A Solo Exhibition by Ellen Rothenberg
CHICAGO — The Green Lantern Press is pleased to present elsetime, a solo exhibition by Ellen Rothenberg at Sector 2337. Featuring new work in a wide range of media from photography, performance, and installation, elsetime examines the difficulty of artistic lineage exploring history’s dislocated presence. Central to Rothenberg’s artistic retcon is the image of her walking in the study of Bertolt Brecht. How can plans for a future protest affect the furniture of the past?

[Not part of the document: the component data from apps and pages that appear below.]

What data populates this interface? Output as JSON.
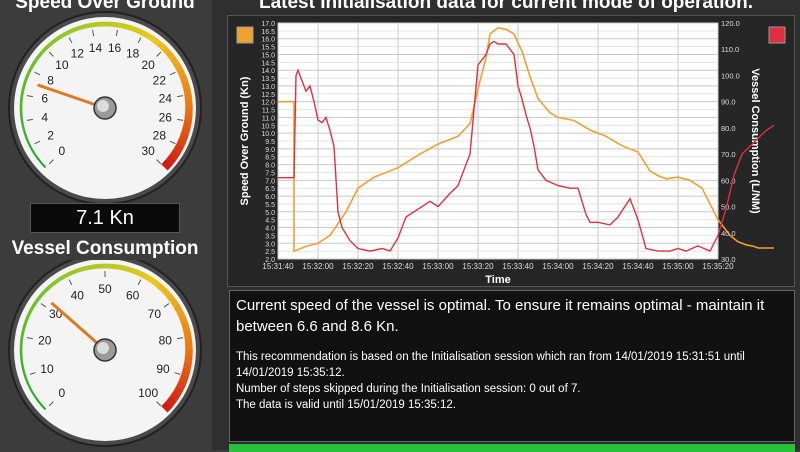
{
  "gauges": {
    "speed": {
      "title": "Speed Over Ground",
      "readout": "7.1 Kn",
      "ticks": [
        "0",
        "2",
        "4",
        "6",
        "8",
        "10",
        "12",
        "14",
        "16",
        "18",
        "20",
        "22",
        "24",
        "26",
        "28",
        "30"
      ],
      "min": 0,
      "max": 30,
      "value": 7.1
    },
    "consumption": {
      "title": "Vessel Consumption",
      "ticks": [
        "0",
        "10",
        "20",
        "30",
        "40",
        "50",
        "60",
        "70",
        "80",
        "90",
        "100"
      ],
      "min": 0,
      "max": 100,
      "value": 32
    }
  },
  "chart": {
    "title": "Latest Initialisation data for current mode of operation.",
    "left_axis_label": "Speed Over Ground (Kn)",
    "right_axis_label": "Vessel Consumption (L/NM)",
    "x_axis_label": "Time",
    "legend_left_color": "#f0a030",
    "legend_right_color": "#e03040"
  },
  "chart_data": {
    "type": "line",
    "xlabel": "Time",
    "ylabel": "Speed Over Ground (Kn)",
    "y2label": "Vessel Consumption (L/NM)",
    "ylim": [
      2.0,
      17.0
    ],
    "y2lim": [
      30.0,
      120.0
    ],
    "x_tick_labels": [
      "15:31:40",
      "15:32:00",
      "15:32:20",
      "15:32:40",
      "15:33:00",
      "15:33:20",
      "15:33:40",
      "15:34:00",
      "15:34:20",
      "15:34:40",
      "15:35:00",
      "15:35:20"
    ],
    "y_tick_labels": [
      "2.0",
      "2.5",
      "3.0",
      "3.5",
      "4.0",
      "4.5",
      "5.0",
      "5.5",
      "6.0",
      "6.5",
      "7.0",
      "7.5",
      "8.0",
      "8.5",
      "9.0",
      "9.5",
      "10.0",
      "10.5",
      "11.0",
      "11.5",
      "12.0",
      "12.5",
      "13.0",
      "13.5",
      "14.0",
      "14.5",
      "15.0",
      "15.5",
      "16.0",
      "16.5",
      "17.0"
    ],
    "y2_tick_labels": [
      "30.0",
      "40.0",
      "50.0",
      "60.0",
      "70.0",
      "80.0",
      "90.0",
      "100.0",
      "110.0",
      "120.0"
    ],
    "series": [
      {
        "axis": "left",
        "color": "#f0a030",
        "x_seconds": [
          0,
          6,
          8,
          8,
          10,
          14,
          20,
          26,
          34,
          40,
          48,
          60,
          70,
          80,
          90,
          96,
          100,
          104,
          106,
          110,
          114,
          118,
          122,
          126,
          130,
          134,
          136,
          140,
          148,
          156,
          164,
          172,
          180,
          186,
          190,
          194,
          200,
          206,
          212,
          220,
          226,
          230,
          234,
          238,
          240,
          244,
          248
        ],
        "values": [
          12.0,
          12.0,
          12.0,
          2.5,
          2.6,
          2.8,
          3.0,
          3.5,
          5.0,
          6.5,
          7.2,
          7.8,
          8.6,
          9.3,
          9.8,
          10.6,
          12.8,
          14.8,
          16.3,
          16.7,
          16.6,
          16.3,
          15.2,
          13.6,
          12.2,
          11.6,
          11.3,
          11.0,
          10.8,
          10.2,
          9.8,
          9.2,
          8.8,
          7.6,
          7.3,
          7.1,
          7.2,
          7.0,
          6.5,
          4.5,
          3.5,
          3.1,
          2.9,
          2.8,
          2.7,
          2.7,
          2.7
        ]
      },
      {
        "axis": "right",
        "color": "#e03040",
        "x_seconds": [
          0,
          6,
          8,
          9,
          10,
          12,
          14,
          16,
          18,
          20,
          22,
          24,
          26,
          28,
          30,
          32,
          36,
          40,
          46,
          52,
          56,
          60,
          64,
          70,
          76,
          80,
          86,
          90,
          96,
          100,
          104,
          106,
          108,
          110,
          114,
          118,
          120,
          122,
          124,
          126,
          128,
          130,
          134,
          140,
          146,
          150,
          154,
          156,
          160,
          166,
          170,
          176,
          180,
          184,
          190,
          196,
          200,
          204,
          210,
          216,
          220,
          224,
          228,
          232,
          236,
          240,
          244,
          248
        ],
        "values": [
          61,
          61,
          61,
          100,
          102,
          98,
          94,
          96,
          90,
          83,
          82,
          84,
          79,
          73,
          48,
          42,
          37,
          34,
          33,
          34,
          33,
          38,
          46,
          49,
          52,
          50,
          55,
          58,
          70,
          104,
          108,
          112,
          113,
          112,
          112,
          108,
          96,
          91,
          85,
          80,
          73,
          64,
          60,
          58,
          57,
          57,
          47,
          44,
          44,
          43,
          46,
          53,
          45,
          34,
          33,
          33,
          34,
          33,
          35,
          33,
          39,
          49,
          62,
          70,
          73,
          76,
          79,
          81
        ]
      }
    ]
  },
  "message": {
    "main": "Current speed of the vessel is optimal. To ensure it remains optimal - maintain it between 6.6 and 8.6 Kn.",
    "line1": "This recommendation is based on the Initialisation session which ran from 14/01/2019 15:31:51 until 14/01/2019 15:35:12.",
    "line2": "Number of steps skipped during the Initialisation session: 0 out of 7.",
    "line3": "The data is valid until 15/01/2019 15:35:12."
  }
}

Rothenberg expands from there, refracting through additionally (and personally) significant figures like Stefan Brecht and Simone Forti, along with temporally specific locales like post-war Berlin, Woodstock, and downtown New York; layering these sites and personae, Rothenberg traces a range of influences through objects and sometimes ambiguous politics. elsetime is the material culmination of the artist negotiating, inserting, and revising past and future selves in the present now. A series of public programs entitled “Not to be Taken,” is an additional elements of elsetime. Not to be Taken Performance Series invites select artists and thinkers to publicly use elsetime as a generative studio space in which she can engage questions about legacy and politics, place and time, through discrete actions; these subjective, ephemeral responses momentarily transform the exhibition with the performer’s unique potential.
May 9 – July 3, 2015
Curated by Caroline Picard
Documentation of Not to be Taken performance series
Not to be Taken invites select artists and thinkers to publicly use elsetime as a generative studio space in which she can engage questions about legacy and politics, place and time, through discrete actions; these subjective, ephemeral responses momentarily transform the exhibition with the performer’s unique potential.
Artist CV / Bio
Ellen Rothenberg’s work is concerned with the politics of everyday life and the formation of communities through collaborative practices. Her installations and public projects often employ the iconography of social movements and their residual documents to interrogate the mechanisms underlying contemporary political engagement and social dialogue. Her work—architecturally scaled installations, public projects, performance, collaborations, and writing —uncovers histories embedded in the present, particularly those of women, labor, and feminism. Her approach to form and material is informed by these concerns, and inflect meaning beyond their historical conventions. Her work has been presented in North America and Europe at The Museum of Contemporary Art, Chicago; The Museum of Fine Arts and The Institute of Contemporary Art, Boston; The Museum of London, Ontario; The Contemporary Jewish Museum, San Francisco; The Neues Museum Weserburg, Bremen; Royal Festival Hall, London; The Brukenthal National Museum, Sibiu, Romania; among others. Awards include NEA Regional Fellowships, The Bunting Institute Fellowship Radcliffe College Harvard University, Illinois Arts Council Fellowships, The Massachusetts Artist Foundation Fellowships, and grants from CEC Artslink, The Charles Engelhard Foundation, The LEF Foundation, and NEA Artists Projects. Rothenberg teaches at The School of the Art Institute of Chicago and at the Vermont College Fine Arts Graduate Program
“Anyone prepared to spend time with the work will be rewarded, not with answers, but with a deepened appreciation of how unnecessary such summaries are.”
—Artslant: May 27, 2015, “The Personal Is Political: Ellen Rothenberg at Sector 2337″ by James Pepper Kelley
“Elsetime” is an operation in ways to proceed forward, a challenging exhibition that provides rewards if you want them.”
—Newcity Art: June 13, 2015, RECOMMENDED: Ellen Rothenberg at Sector 2337 by Chris Reeves